HOW TO COMPLETE THIS TASK —
Within the entries that follow, show each line where the word "true" occurs.
________
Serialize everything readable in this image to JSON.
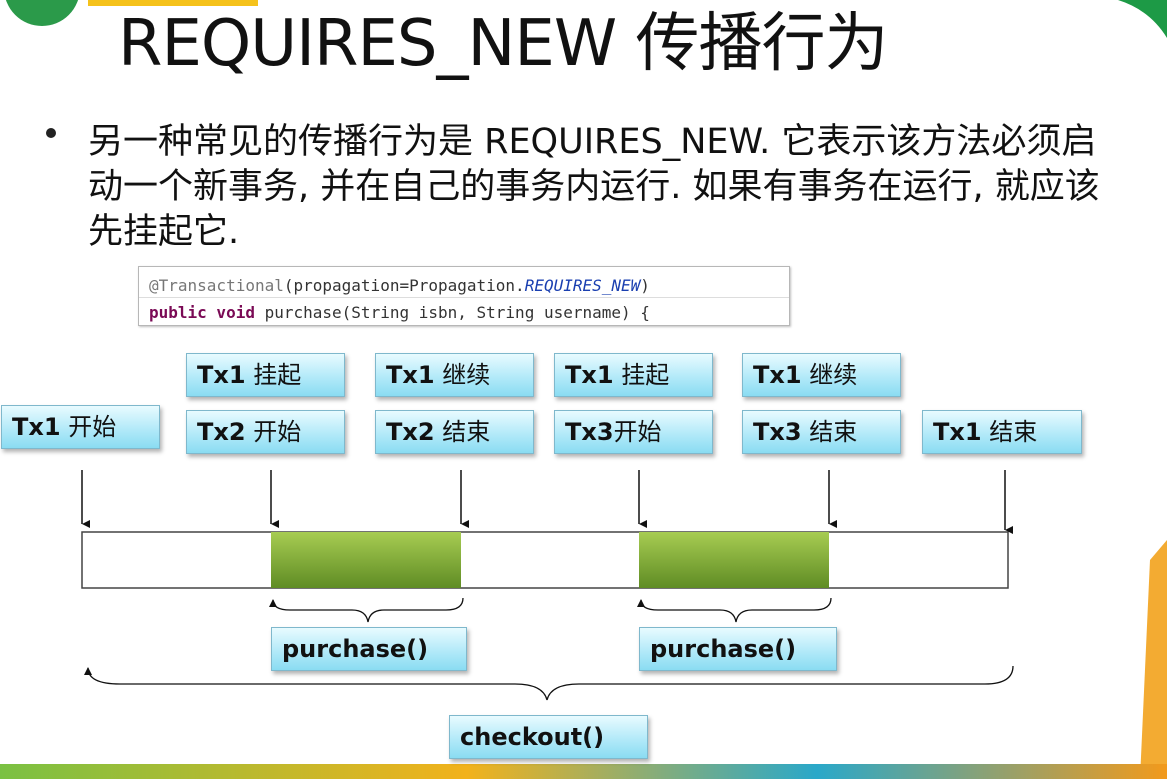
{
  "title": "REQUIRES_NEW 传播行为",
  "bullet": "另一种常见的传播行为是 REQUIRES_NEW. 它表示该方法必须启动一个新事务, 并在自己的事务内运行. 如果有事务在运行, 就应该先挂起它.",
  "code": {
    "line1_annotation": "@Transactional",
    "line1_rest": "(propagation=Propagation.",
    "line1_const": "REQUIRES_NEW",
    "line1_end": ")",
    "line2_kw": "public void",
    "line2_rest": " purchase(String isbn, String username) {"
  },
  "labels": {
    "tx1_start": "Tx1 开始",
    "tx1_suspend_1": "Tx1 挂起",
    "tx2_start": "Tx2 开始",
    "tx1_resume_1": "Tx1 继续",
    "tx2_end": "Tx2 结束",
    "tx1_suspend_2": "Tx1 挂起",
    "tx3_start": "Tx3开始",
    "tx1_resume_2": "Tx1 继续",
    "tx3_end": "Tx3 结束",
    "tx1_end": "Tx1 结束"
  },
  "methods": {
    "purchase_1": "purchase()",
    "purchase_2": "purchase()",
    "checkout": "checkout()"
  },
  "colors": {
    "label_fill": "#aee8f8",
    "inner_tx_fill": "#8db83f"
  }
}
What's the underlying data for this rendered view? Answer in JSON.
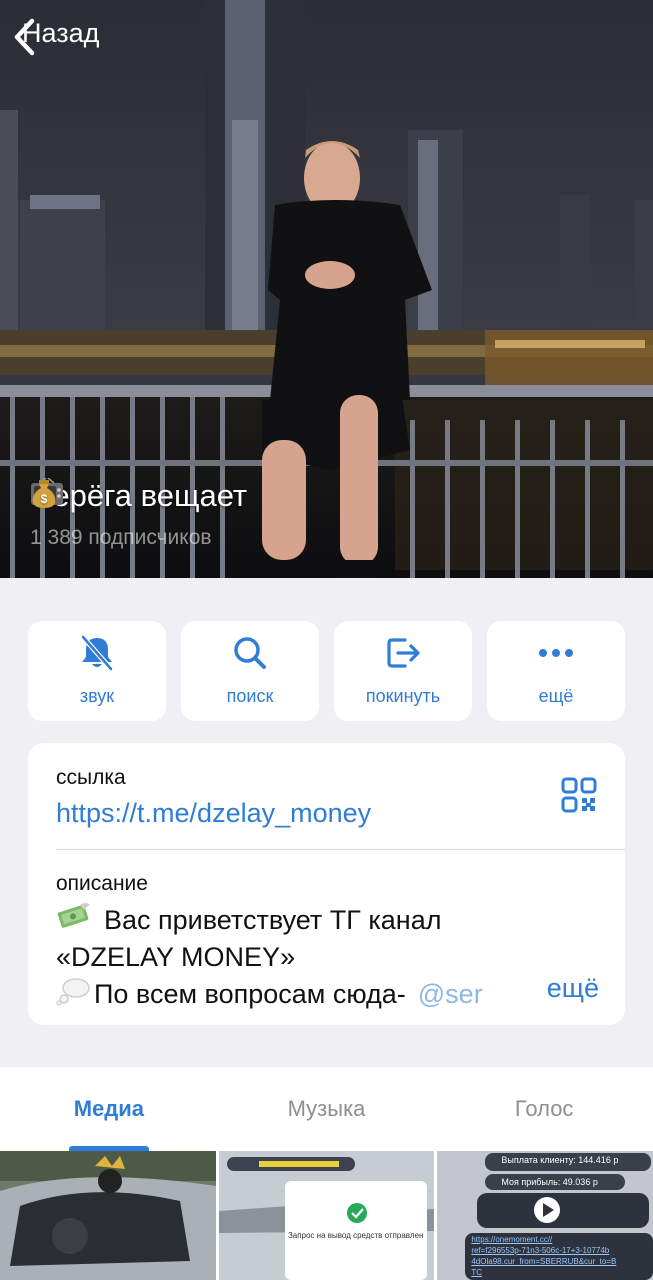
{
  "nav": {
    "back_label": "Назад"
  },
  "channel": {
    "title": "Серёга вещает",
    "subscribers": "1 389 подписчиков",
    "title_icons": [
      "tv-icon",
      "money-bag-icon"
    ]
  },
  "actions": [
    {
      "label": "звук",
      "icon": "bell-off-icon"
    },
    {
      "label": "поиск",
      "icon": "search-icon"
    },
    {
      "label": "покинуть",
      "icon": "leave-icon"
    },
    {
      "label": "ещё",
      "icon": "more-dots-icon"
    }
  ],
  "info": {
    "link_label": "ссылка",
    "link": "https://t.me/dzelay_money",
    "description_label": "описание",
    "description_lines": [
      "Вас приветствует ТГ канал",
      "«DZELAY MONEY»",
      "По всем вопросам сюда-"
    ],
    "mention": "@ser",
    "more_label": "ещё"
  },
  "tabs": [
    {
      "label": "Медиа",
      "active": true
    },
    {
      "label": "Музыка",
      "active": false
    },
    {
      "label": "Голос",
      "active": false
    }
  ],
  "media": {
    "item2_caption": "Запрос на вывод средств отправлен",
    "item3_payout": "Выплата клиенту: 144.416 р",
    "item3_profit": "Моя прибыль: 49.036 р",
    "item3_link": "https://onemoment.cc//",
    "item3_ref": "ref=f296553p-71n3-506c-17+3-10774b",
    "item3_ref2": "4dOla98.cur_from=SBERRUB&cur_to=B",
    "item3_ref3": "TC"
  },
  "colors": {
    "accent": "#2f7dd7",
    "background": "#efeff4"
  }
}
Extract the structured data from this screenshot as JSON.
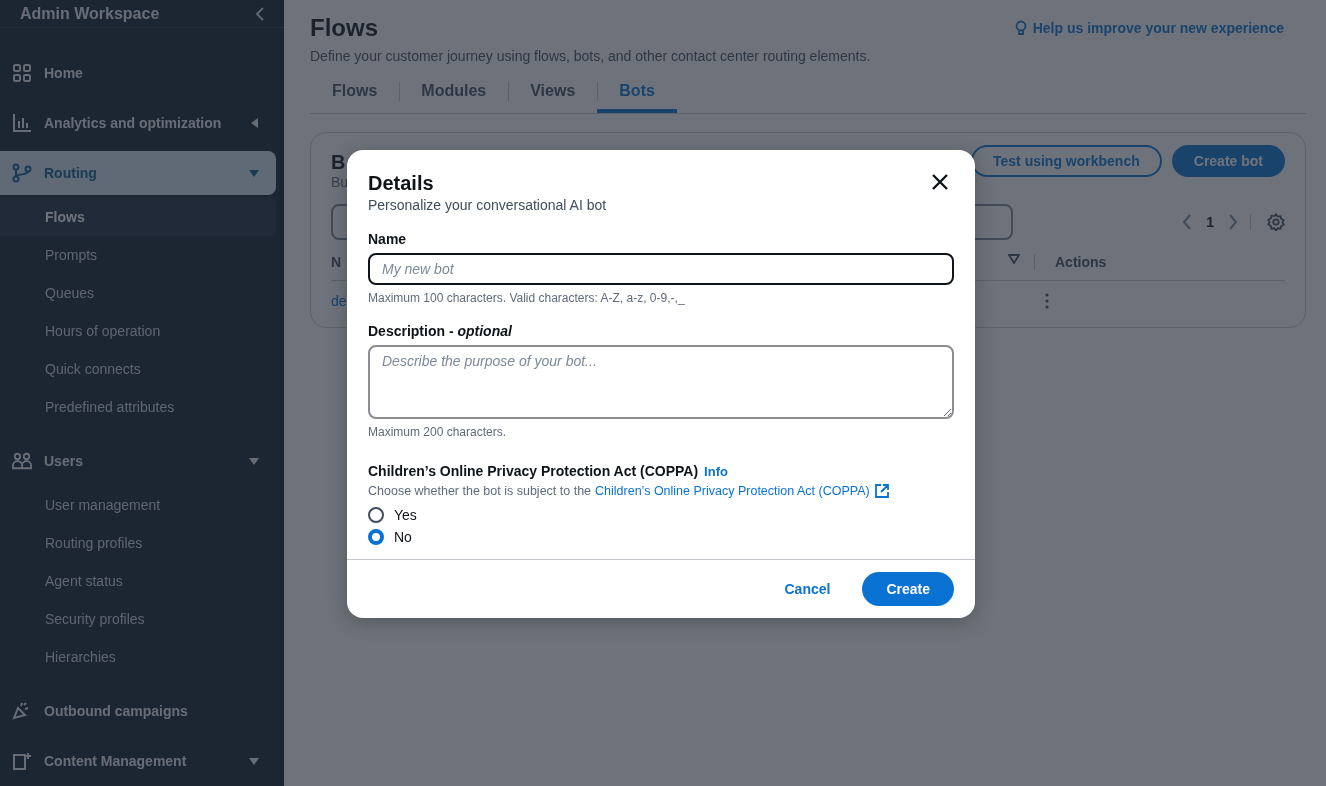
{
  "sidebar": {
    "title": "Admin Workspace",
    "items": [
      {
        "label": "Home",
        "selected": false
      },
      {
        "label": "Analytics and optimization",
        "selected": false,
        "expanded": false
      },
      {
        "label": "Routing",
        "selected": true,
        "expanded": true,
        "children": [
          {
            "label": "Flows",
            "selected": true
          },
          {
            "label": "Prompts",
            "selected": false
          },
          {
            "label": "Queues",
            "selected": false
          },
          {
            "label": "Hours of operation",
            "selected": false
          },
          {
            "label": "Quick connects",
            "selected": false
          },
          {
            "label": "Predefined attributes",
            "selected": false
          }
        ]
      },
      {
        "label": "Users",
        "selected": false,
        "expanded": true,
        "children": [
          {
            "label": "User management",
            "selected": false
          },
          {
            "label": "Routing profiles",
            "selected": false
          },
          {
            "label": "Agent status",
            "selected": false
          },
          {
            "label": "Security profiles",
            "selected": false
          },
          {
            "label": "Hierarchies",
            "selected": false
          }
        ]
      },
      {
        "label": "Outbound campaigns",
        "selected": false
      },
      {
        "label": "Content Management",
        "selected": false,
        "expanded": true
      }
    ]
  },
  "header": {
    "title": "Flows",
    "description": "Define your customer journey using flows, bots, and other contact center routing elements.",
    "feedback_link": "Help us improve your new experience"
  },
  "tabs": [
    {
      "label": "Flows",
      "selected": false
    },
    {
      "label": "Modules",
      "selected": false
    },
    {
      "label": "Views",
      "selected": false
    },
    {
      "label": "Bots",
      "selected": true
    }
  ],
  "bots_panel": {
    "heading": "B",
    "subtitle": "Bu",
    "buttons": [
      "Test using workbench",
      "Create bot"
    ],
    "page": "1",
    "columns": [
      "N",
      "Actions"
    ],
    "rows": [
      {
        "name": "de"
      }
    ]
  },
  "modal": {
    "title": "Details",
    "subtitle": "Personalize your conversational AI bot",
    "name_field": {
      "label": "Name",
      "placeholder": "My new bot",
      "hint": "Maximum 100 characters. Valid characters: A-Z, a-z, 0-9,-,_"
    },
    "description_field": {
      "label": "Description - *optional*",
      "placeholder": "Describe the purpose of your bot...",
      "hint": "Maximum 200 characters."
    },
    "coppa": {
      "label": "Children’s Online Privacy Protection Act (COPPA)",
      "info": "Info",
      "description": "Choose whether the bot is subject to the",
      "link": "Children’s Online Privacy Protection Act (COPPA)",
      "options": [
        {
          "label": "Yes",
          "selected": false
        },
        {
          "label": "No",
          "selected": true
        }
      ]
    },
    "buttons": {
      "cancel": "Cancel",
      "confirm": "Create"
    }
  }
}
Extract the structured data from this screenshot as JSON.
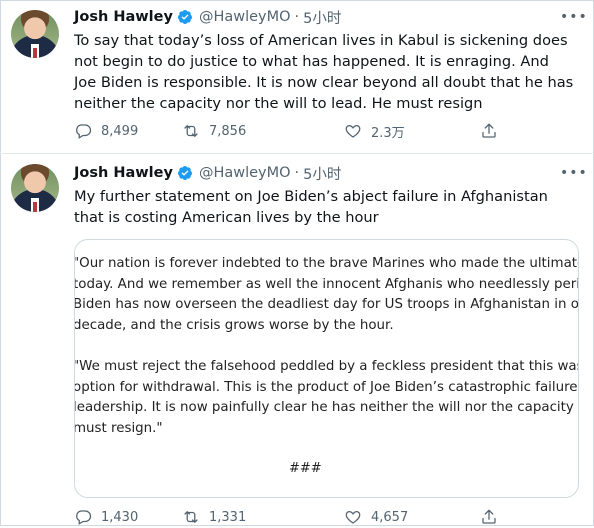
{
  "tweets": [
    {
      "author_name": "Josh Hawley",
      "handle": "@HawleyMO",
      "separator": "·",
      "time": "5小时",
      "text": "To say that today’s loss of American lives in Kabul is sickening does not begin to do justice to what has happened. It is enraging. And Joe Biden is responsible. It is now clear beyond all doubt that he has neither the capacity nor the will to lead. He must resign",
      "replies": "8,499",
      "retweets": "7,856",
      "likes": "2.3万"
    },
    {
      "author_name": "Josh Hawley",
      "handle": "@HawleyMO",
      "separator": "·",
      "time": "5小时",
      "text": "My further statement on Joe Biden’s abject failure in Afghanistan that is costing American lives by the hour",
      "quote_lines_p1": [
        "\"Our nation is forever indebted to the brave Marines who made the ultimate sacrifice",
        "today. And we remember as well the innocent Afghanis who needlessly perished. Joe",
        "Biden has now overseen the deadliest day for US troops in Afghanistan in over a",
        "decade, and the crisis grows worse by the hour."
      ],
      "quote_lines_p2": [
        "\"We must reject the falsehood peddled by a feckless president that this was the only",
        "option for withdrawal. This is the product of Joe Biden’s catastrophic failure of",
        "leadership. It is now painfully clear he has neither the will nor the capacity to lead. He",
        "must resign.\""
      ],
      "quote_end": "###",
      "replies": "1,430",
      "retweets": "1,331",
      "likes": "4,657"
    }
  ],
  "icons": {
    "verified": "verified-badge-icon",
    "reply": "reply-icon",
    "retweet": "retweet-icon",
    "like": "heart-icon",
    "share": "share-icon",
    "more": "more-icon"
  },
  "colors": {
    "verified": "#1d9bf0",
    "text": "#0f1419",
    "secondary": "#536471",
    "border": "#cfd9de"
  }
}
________
YOUR RESPONSE —
      "active": true
        "selected": true,
        "expanded": true,
            "selected": true
        "expanded": true,
        "expanded": true
      "selected": true
          "selected": true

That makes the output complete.